(EXERCISE DATA)

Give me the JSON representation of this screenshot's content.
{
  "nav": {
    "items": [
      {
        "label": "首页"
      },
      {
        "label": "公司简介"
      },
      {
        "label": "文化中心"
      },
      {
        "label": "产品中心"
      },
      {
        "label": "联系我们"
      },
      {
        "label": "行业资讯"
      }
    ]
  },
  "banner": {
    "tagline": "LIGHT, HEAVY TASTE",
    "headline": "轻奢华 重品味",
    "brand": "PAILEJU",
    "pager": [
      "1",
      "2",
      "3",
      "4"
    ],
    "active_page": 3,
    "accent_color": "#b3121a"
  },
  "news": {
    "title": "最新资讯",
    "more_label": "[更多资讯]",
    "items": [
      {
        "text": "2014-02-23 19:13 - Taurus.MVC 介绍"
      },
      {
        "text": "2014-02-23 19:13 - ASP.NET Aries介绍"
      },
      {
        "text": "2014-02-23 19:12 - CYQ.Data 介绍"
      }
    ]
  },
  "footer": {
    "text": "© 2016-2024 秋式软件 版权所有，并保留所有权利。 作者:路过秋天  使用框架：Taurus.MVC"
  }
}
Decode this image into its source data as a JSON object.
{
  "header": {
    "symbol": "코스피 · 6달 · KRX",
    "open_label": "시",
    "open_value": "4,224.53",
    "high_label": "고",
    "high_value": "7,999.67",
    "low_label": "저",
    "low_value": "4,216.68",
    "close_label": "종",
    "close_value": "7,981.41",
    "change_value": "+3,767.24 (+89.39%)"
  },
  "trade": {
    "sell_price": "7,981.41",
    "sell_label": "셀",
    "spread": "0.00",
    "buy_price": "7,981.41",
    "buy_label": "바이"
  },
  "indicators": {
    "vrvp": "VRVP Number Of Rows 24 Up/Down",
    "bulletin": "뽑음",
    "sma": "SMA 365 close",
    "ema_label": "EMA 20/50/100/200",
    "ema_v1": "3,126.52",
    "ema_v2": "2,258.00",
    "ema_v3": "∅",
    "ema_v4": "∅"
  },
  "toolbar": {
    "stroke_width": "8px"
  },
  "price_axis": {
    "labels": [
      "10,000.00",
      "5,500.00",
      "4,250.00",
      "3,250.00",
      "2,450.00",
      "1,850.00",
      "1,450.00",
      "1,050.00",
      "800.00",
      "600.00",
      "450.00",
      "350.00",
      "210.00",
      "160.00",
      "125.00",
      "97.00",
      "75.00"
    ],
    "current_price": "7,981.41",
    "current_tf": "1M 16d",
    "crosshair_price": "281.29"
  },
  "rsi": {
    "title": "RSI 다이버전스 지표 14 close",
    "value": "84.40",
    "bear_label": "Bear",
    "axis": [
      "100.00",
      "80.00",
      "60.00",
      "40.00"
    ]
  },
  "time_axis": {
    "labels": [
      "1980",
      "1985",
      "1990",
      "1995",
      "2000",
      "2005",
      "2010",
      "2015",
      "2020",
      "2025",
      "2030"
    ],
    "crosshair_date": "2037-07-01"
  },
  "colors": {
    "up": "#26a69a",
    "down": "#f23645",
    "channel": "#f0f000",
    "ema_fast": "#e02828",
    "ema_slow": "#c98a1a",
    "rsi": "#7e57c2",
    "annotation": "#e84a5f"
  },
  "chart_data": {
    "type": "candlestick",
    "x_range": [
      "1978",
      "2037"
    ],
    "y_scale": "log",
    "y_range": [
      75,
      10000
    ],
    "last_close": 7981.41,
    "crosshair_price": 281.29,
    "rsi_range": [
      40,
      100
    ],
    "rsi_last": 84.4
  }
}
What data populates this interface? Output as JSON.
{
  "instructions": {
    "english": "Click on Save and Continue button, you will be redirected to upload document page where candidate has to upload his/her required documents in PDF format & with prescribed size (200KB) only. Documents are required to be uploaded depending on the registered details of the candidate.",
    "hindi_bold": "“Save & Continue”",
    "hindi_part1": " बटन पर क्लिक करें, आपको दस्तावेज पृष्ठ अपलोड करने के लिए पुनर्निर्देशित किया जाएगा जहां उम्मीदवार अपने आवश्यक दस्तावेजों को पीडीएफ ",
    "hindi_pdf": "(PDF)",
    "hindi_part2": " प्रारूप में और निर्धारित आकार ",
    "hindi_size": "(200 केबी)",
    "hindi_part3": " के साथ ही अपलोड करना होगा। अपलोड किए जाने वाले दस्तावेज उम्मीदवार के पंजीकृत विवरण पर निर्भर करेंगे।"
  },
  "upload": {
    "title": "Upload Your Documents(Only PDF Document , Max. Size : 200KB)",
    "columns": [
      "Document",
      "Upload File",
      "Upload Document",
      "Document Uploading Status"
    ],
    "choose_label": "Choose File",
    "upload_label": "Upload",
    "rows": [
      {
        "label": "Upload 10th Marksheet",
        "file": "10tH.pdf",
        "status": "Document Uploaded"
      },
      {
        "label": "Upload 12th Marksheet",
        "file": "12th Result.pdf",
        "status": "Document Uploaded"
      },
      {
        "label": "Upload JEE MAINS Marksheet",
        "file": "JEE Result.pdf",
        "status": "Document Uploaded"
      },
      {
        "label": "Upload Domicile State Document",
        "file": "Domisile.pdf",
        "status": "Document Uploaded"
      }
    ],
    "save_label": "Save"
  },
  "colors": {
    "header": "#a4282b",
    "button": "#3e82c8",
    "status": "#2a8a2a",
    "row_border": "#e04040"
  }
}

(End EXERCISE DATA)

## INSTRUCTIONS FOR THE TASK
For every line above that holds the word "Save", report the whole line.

## ANSWER
    "english": "Click on Save and Continue button, you will be redirected to upload document page where candidate has to upload his/her required documents in PDF format & with prescribed size (200KB) only. Documents are required to be uploaded depending on the registered details of the candidate.",
    "hindi_bold": "“Save & Continue”",
    "save_label": "Save"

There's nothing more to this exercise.